Is an OSHA investigation necessary after a fatal injury in Pennsylvania?
Pennsylvania – April 6, 2021
The Occupational Health and Safety Administration (OSHA) is investigating the death of a man who suffered fatal injury after being pinned by industrial equipment in O’Hara Township last week. He was struck by an industrial tote containing 330 pounds of liquid while working at Alpha Aeromatics, according to Allegheny County Police Officials. Survivors of individuals who have been fatally injured at work should speak to a workers’ compensation attorney who can guide their actions toward damage recovery.
A workers’ compensation attorney can be instrumental in claims processing with the employer’s insurer and collaborate with OSHA and other investigative teams after a fatal work injury to determine any possible employer negligence. The State of Pennsylvania has a specific process to be undertaken when a person becomes fatally injured on the job. Emergency services should be called immediately after a fatal accident has occurred and the employer should provide the authorities with the employee’s contact information. Secondly, employers have eight hours to report any work-related fatalities to OSHA, even if an employee dies of natural causes on the job. Notification should be accomplished by calling, or in-person reporting at the closest OSHA location because OSHA does not accept written notification.
- Notification to OSHA should include company name, location and description of the tragic event, and the date and time of the fatal incident,
- Employee names and contact information of those who died must also be provided,
- When employees are injured and die within thirty day of the injury, the same procedures must be followed,
- Pennsylvania requires job-related fatal injury reporting to the Bureau of Workers’ Compensation within 48 hours of the tragic incident.
Survivor death benefit compensation.
Eligible survivors may be entitled to weekly death benefits, based on the employee’s salary at the time of the fatal injury. There is a three year statute of limitations to file for death benefits, but it is best to do it as soon as possible to maintain financial stability and access the burial expenses for deceased workers. Workers’ compensation attorneys may be instrumental in filing the appropriate paperwork.
Pennsylvania limits death benefits based on the State’s average salary, and eligibility determination can be a complicated process toward a workers’ compensation settlement, but experienced lawyers may alleviate some of the stress related to the financial stability of surviving family members as they mourn the loss of a loved one. Death benefits may be denied if:

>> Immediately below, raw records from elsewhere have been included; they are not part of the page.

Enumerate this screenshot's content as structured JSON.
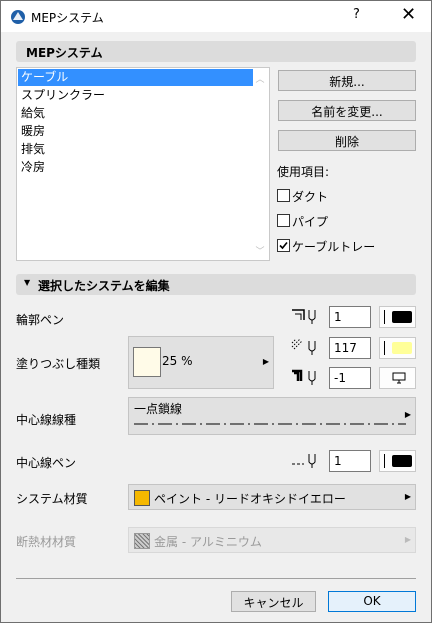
{
  "window": {
    "title": "MEPシステム",
    "help": "?",
    "close": "✕"
  },
  "mep_section": {
    "title": "MEPシステム"
  },
  "systems": {
    "items": [
      "ケーブル",
      "スプリンクラー",
      "給気",
      "暖房",
      "排気",
      "冷房"
    ],
    "selected": 0
  },
  "buttons": {
    "new": "新規...",
    "rename": "名前を変更...",
    "delete": "削除",
    "cancel": "キャンセル",
    "ok": "OK"
  },
  "usage": {
    "title": "使用項目:",
    "duct": {
      "label": "ダクト",
      "checked": false
    },
    "pipe": {
      "label": "パイプ",
      "checked": false
    },
    "cable_tray": {
      "label": "ケーブルトレー",
      "checked": true
    }
  },
  "edit_section": {
    "title": "選択したシステムを編集"
  },
  "contour_pen": {
    "label": "輪郭ペン",
    "value": "1",
    "color": "#000000"
  },
  "fill": {
    "label": "塗りつぶし種類",
    "percent": "25 %",
    "swatch_color": "#fffbe8",
    "fg_pen_value": "117",
    "fg_pen_color": "#ffff99",
    "bg_pen_value": "-1"
  },
  "centerline_type": {
    "label": "中心線線種",
    "value": "一点鎖線"
  },
  "centerline_pen": {
    "label": "中心線ペン",
    "value": "1",
    "color": "#000000"
  },
  "system_material": {
    "label": "システム材質",
    "value": "ペイント - リードオキシドイエロー",
    "color": "#f5b800"
  },
  "insulation_material": {
    "label": "断熱材材質",
    "value": "金属 - アルミニウム"
  }
}
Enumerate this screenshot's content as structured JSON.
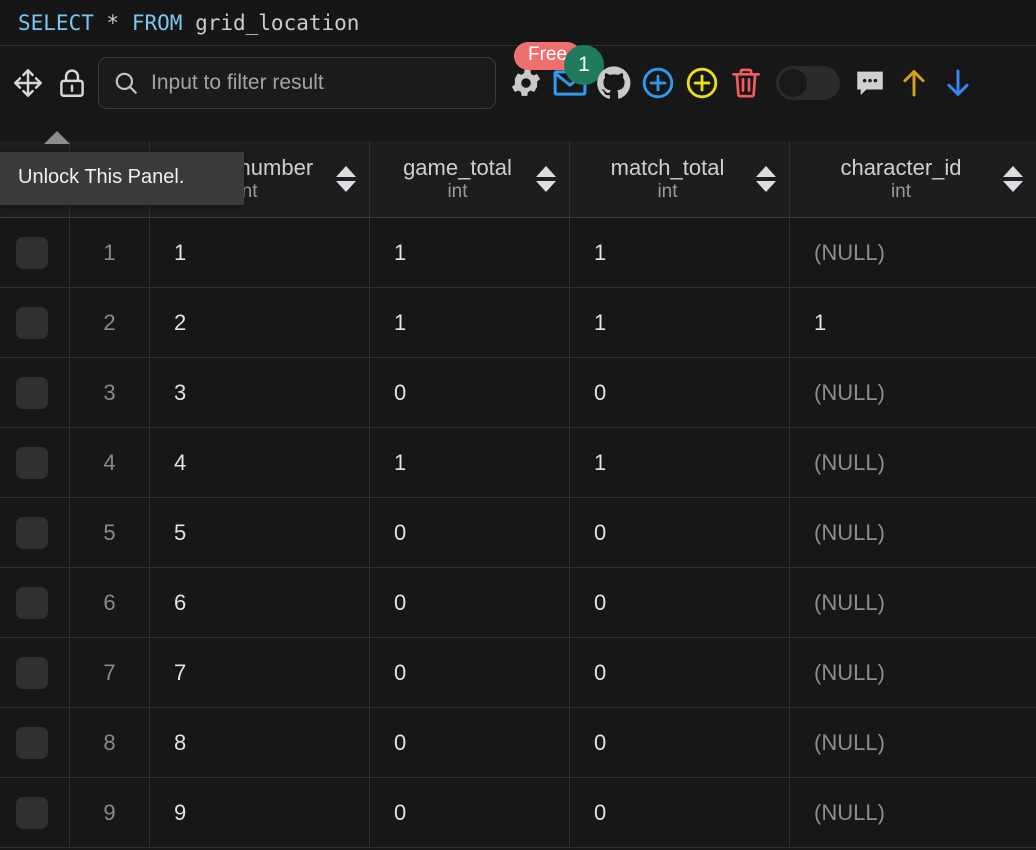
{
  "query": {
    "keyword1": "SELECT",
    "star": "*",
    "keyword2": "FROM",
    "table": "grid_location",
    "full": "SELECT * FROM grid_location"
  },
  "toolbar": {
    "move_handle": "move-handle",
    "lock": "lock",
    "search_placeholder": "Input to filter result",
    "search_value": "",
    "settings": "settings",
    "free_badge": "Free",
    "mail": "mail",
    "mail_count": "1",
    "github": "github",
    "add_row": "add-row",
    "add_column": "add-column",
    "delete": "delete",
    "toggle_state": "off",
    "chat": "chat",
    "upload": "upload",
    "download": "download"
  },
  "tooltip": {
    "text": "Unlock This Panel."
  },
  "table": {
    "columns": [
      {
        "name": "grid_number",
        "type": "int",
        "primary_key": true
      },
      {
        "name": "game_total",
        "type": "int",
        "primary_key": false
      },
      {
        "name": "match_total",
        "type": "int",
        "primary_key": false
      },
      {
        "name": "character_id",
        "type": "int",
        "primary_key": false
      }
    ],
    "null_label": "(NULL)",
    "rows": [
      {
        "n": "1",
        "grid_number": "1",
        "game_total": "1",
        "match_total": "1",
        "character_id": "(NULL)"
      },
      {
        "n": "2",
        "grid_number": "2",
        "game_total": "1",
        "match_total": "1",
        "character_id": "1"
      },
      {
        "n": "3",
        "grid_number": "3",
        "game_total": "0",
        "match_total": "0",
        "character_id": "(NULL)"
      },
      {
        "n": "4",
        "grid_number": "4",
        "game_total": "1",
        "match_total": "1",
        "character_id": "(NULL)"
      },
      {
        "n": "5",
        "grid_number": "5",
        "game_total": "0",
        "match_total": "0",
        "character_id": "(NULL)"
      },
      {
        "n": "6",
        "grid_number": "6",
        "game_total": "0",
        "match_total": "0",
        "character_id": "(NULL)"
      },
      {
        "n": "7",
        "grid_number": "7",
        "game_total": "0",
        "match_total": "0",
        "character_id": "(NULL)"
      },
      {
        "n": "8",
        "grid_number": "8",
        "game_total": "0",
        "match_total": "0",
        "character_id": "(NULL)"
      },
      {
        "n": "9",
        "grid_number": "9",
        "game_total": "0",
        "match_total": "0",
        "character_id": "(NULL)"
      }
    ]
  },
  "colors": {
    "background": "#171717",
    "keyword": "#7cc6f0",
    "free_badge": "#ef6f6f",
    "count_badge": "#1f7a5e",
    "mail": "#2f9af0",
    "add_row": "#2f9af0",
    "add_column": "#e8e117",
    "delete": "#f25c5c",
    "upload": "#d4a017",
    "download": "#3b82f6",
    "pk_star": "#b65050"
  }
}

- worker died while under the influence of drugs, or alcohol,
- employee’s work-related death resulted from self-inflicted intentional harm,
- employee committed suicide, although exceptions may occur if the suicide was a result of job-related mental illness. An attorney may need to prove this type of claim before benefits will be allowed.
Eligible dependents for death benefits include children, spouses, physically, or mentally incapacitated children and siblings, and fully, or partially dependent parents. A workers’ compensation attorney can explain the benefits based on a particular case.
Hire legal counsel.
Victims of loss should speak to a personal injury attorney in the Pittsburgh area after OSHA investigations are complete, to move forward with a workers’ compensation and/or wrongful death claim. Accident lawyers at Scanlon & Wojton will fight for damage compensation to secure financial stability for surviving loved ones and family members.
Scanlon & Wojton, Attorneys at Law
The Mitchell Building
304 Ross Street, Suite 510
Pittsburgh, Pa 15219
Phone: (412) 918-1241
Fax: (412) 235-7275
Man dies after being pinned by industrial equipment – WPXI